However, if you’re set on doing it yourself or you have experience in this field, then you may consider the next solution.
Repair The Walls Yourself
Before you start work on your basement walls, you will need to ensure that you have:
- 120 grit sandpaper
- Putty knife
- Dust mask
- Plastering contractors
Once you’ve got these, it’s time to get started!
You need to begin by preparing the surface and make sure you brush any loose concrete off, because your repairs won’t last if you don’t. This is one of the reasons it’s essential to have a dust mask, so you don’t breathe in any dust.
Once you’ve prepared the surface, it’s now time to waterproof the basement wall. At this point, you need to apply a water-based epoxy basement waterproof coating onto the wall, which acts like a bonding agent.
Now that all the starter steps have been completed, it’s time to get into the real stuff. Combine your water based epoxy with sand and concrete mix so you can resurface the wall.
Skim the mixture you have made over the surface of the affected wall – and do thin skimming when the mortar is loose. If the mortar gets thick, you’ll need to apply a chunking filling over any large cracks.
Once the correct applications have been made, you need to ensure you wait for approximately 24 to 48 hours to allow the composition to settle. After this time, you should then reinspect your basement walls.
How To Prevent Basement Walls From Crumbling
Of course, the best way to solve the problem in the future is by preventing it in the first place. While crumbling walls are somewhat inevitable in some respects, you can still reduce their likelihood.
The first tip I can give you is to not allow the walls to dry out too quickly after you’ve resurfaced them. It’s a good idea to keep a spray bottle handy and give them a quick refresh every now and then.
The second tip I’ll provide you is that it’s wise to cover the resurfaced wall with polythene because it can help to trap moisture, which feeds into the previous point.
Finally, try to avoid letting the walls be in direct sunlight for too long. If you have windows in your basement, consider covering them with curtains or something similar.
When exposed to direct sunlight for too long, the walls’ surface can easily and quickly dust.

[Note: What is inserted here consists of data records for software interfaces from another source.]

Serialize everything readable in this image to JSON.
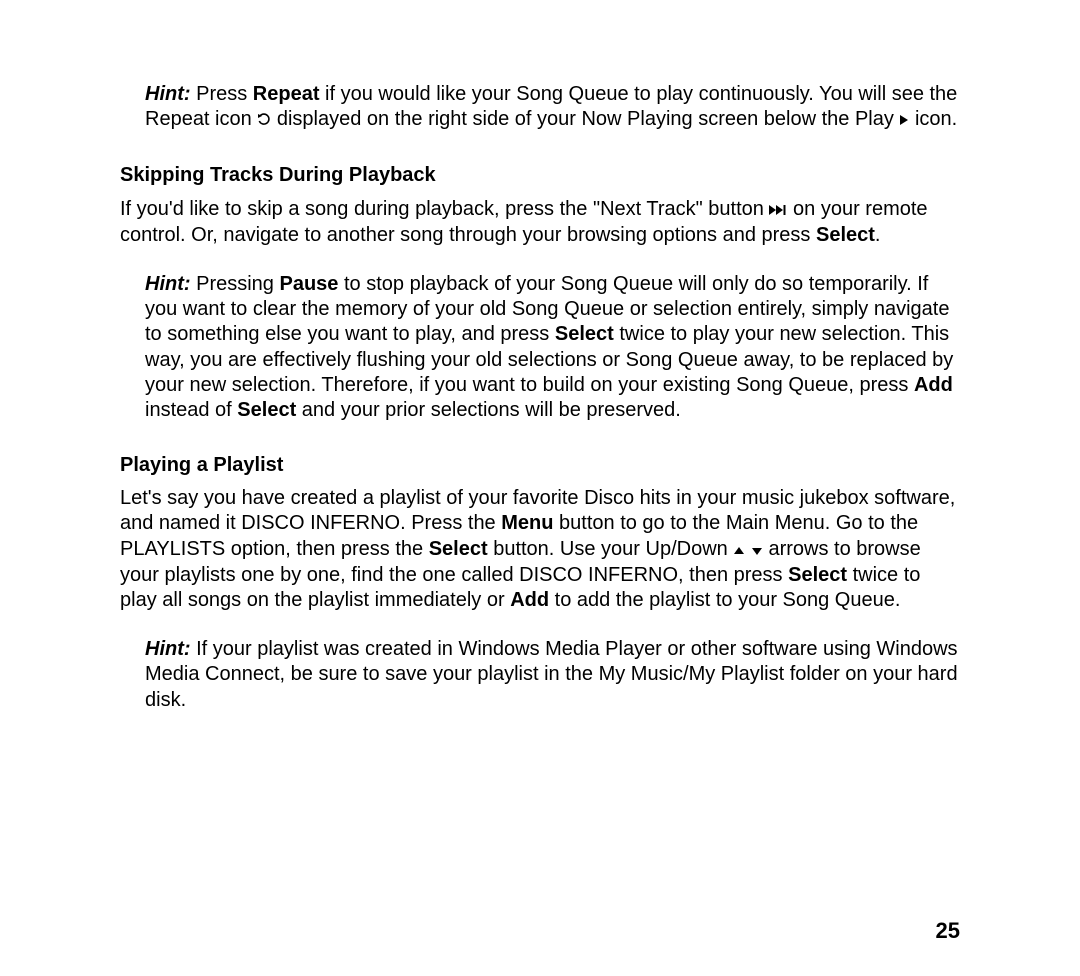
{
  "hints": {
    "repeat": {
      "label": "Hint:",
      "pre": " Press ",
      "repeat": "Repeat",
      "mid1": " if you would like your Song Queue to play continuously. You will see the Repeat icon ",
      "mid2": " displayed on the right side of your Now Playing screen below the Play ",
      "end": " icon."
    },
    "pause": {
      "label": "Hint:",
      "pre": " Pressing ",
      "pause": "Pause",
      "mid1": " to stop playback of your Song Queue will only do so temporarily. If you want to clear the memory of your old Song Queue or selection entirely, simply navigate to something else you want to play, and press ",
      "select1": "Select",
      "mid2": " twice to play your new selection. This way, you are effectively flushing your old selections or Song Queue away, to be replaced by your new selection. Therefore, if you want to build on your existing Song Queue, press ",
      "add": "Add",
      "mid3": " instead of ",
      "select2": "Select",
      "end": " and your prior selections will be preserved."
    },
    "playlist": {
      "label": "Hint:",
      "body": " If your playlist was created in Windows Media Player or other software using Windows Media Connect, be sure to save your playlist in the My Music/My Playlist folder on your hard disk."
    }
  },
  "sections": {
    "skipping": {
      "title": "Skipping Tracks During Playback",
      "p1a": "If you'd like to skip a song during playback, press the \"Next Track\" button ",
      "p1b": " on your remote control.  Or, navigate to another song through your browsing options and press ",
      "select": "Select",
      "p1c": "."
    },
    "playing": {
      "title": "Playing a Playlist",
      "p1a": "Let's say you have created a playlist of your favorite Disco hits in your music jukebox software, and named it DISCO INFERNO. Press the ",
      "menu": "Menu",
      "p1b": " button to go to the Main Menu. Go to the PLAYLISTS option, then press the ",
      "select1": "Select",
      "p1c": " button. Use your Up/Down ",
      "p1d": " arrows to browse your playlists one by one, find the one called DISCO INFERNO, then press ",
      "select2": "Select",
      "p1e": " twice to play all songs on the playlist immediately or ",
      "add": "Add",
      "p1f": " to add the playlist to your Song Queue."
    }
  },
  "page_number": "25"
}
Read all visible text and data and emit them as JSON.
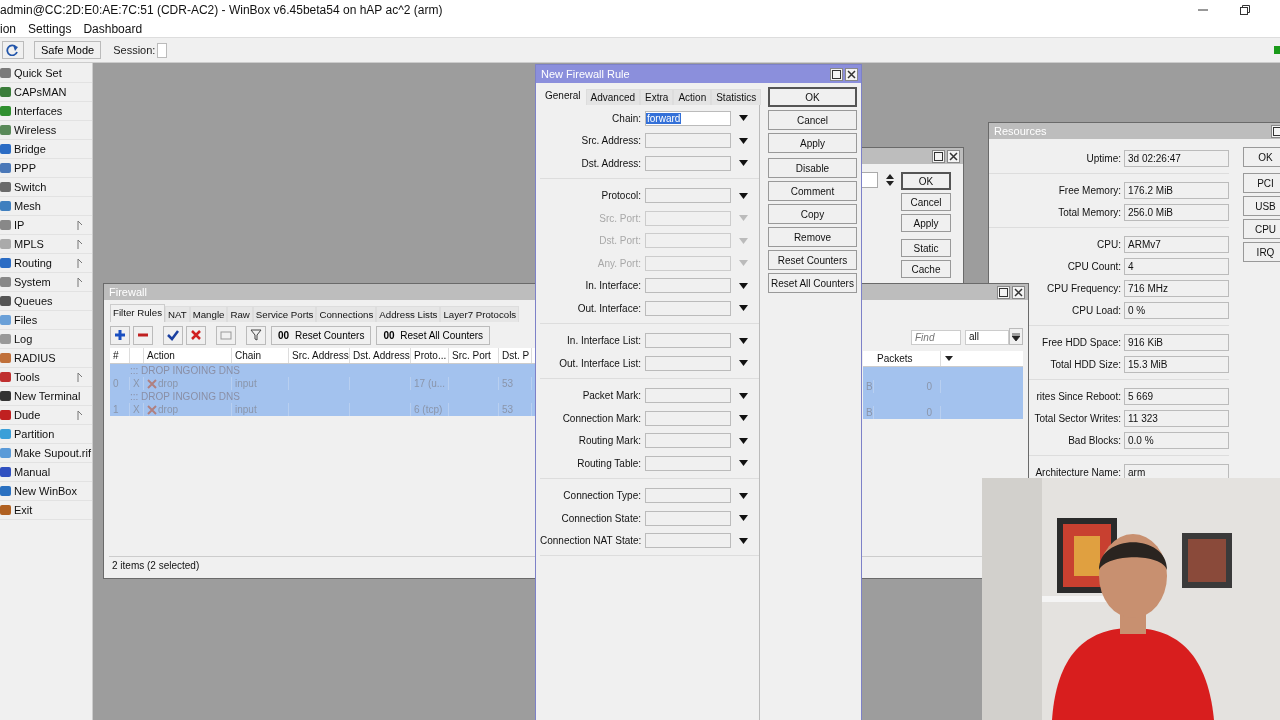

100 year old basement walls are prone to crumble, and if you’re unfortunate enough to have to deal with this problem, I’d first advise you to contact a professional right away unless you have some experience in this area.
However, if you do have some experience – then I wish you good luck and I hope this guide has been helpful for you!